Skip to main content



BENEŠOV (Ger. Beneschau ), town in Bohemia, the Czech Republic. The community, first mentioned in 1419, was among the earliest to be established in a seignorial town in *Bohemia. Five Jewish families were living there in 1570. A community is again mentioned there in 1845, numbering seven families in 1852. It was officially registered in 1893 with 786 persons (including those living in 27 surrounding villages). Benešov was a center of the Svaz *čechů-židů, Czecho-Jewish movement, and of the struggle against the German-language Jewish school at the end of the 19th century. In 1930 the community numbered 237 (2.8% of the total population), 24 of whom declared their nationality as Jewish. The anti-Jewish laws imposed during the German occupation were sometimes not enforced in Benešov. Most of the community was deported by the Nazis to the Maly Trostinets extermination camp near Minsk in 1942. Only two Jews returned. The synagogue equipment was sent to the Central Jewish Museum in Prague; two cemeteries still remain. No community has been reconstructed.

[Jan Herman]

Cite this article
Pick a style below, and copy the text for your bibliography.

  • MLA
  • Chicago
  • APA

"Benešov." Encyclopaedia Judaica. . 17 Feb. 2019 <>.

"Benešov." Encyclopaedia Judaica. . (February 17, 2019).

"Benešov." Encyclopaedia Judaica. . Retrieved February 17, 2019 from

Learn more about citation styles

Citation styles gives you the ability to cite reference entries and articles according to common styles from the Modern Language Association (MLA), The Chicago Manual of Style, and the American Psychological Association (APA).

Within the “Cite this article” tool, pick a style to see how all available information looks when formatted according to that style. Then, copy and paste the text into your bibliography or works cited list.

Because each style has its own formatting nuances that evolve over time and not all information is available for every reference entry or article, cannot guarantee each citation it generates.

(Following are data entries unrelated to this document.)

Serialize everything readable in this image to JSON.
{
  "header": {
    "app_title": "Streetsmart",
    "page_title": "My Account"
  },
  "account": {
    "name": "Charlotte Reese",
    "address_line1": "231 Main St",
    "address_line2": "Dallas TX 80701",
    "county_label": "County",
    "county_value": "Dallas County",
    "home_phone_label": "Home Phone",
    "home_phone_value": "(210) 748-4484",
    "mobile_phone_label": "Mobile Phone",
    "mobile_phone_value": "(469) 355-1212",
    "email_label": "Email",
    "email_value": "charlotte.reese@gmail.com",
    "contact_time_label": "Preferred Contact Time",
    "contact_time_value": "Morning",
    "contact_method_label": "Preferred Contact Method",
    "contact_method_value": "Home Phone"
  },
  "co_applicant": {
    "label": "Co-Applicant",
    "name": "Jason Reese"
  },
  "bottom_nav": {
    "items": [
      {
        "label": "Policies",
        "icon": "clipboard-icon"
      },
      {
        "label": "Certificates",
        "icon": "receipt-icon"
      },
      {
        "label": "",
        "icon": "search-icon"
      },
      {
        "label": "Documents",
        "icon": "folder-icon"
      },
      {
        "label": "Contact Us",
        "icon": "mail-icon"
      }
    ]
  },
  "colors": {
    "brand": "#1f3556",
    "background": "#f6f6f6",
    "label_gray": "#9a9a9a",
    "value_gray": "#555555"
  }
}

Therefore, it’s best to use citations as a starting point before checking the style against your school or publication’s requirements and the most-recent information available at these sites:

Modern Language Association

The Chicago Manual of Style

American Psychological Association

  • Most online reference entries and articles do not have page numbers. Therefore, that information is unavailable for most content. However, the date of retrieval is often important. Refer to each style’s convention regarding the best way to format page numbers and retrieval dates.
  • In addition to the MLA, Chicago, and APA styles, your school, university, publication, or institution may have its own requirements for citations. Therefore, be sure to refer to those guidelines when editing your bibliography or works cited list.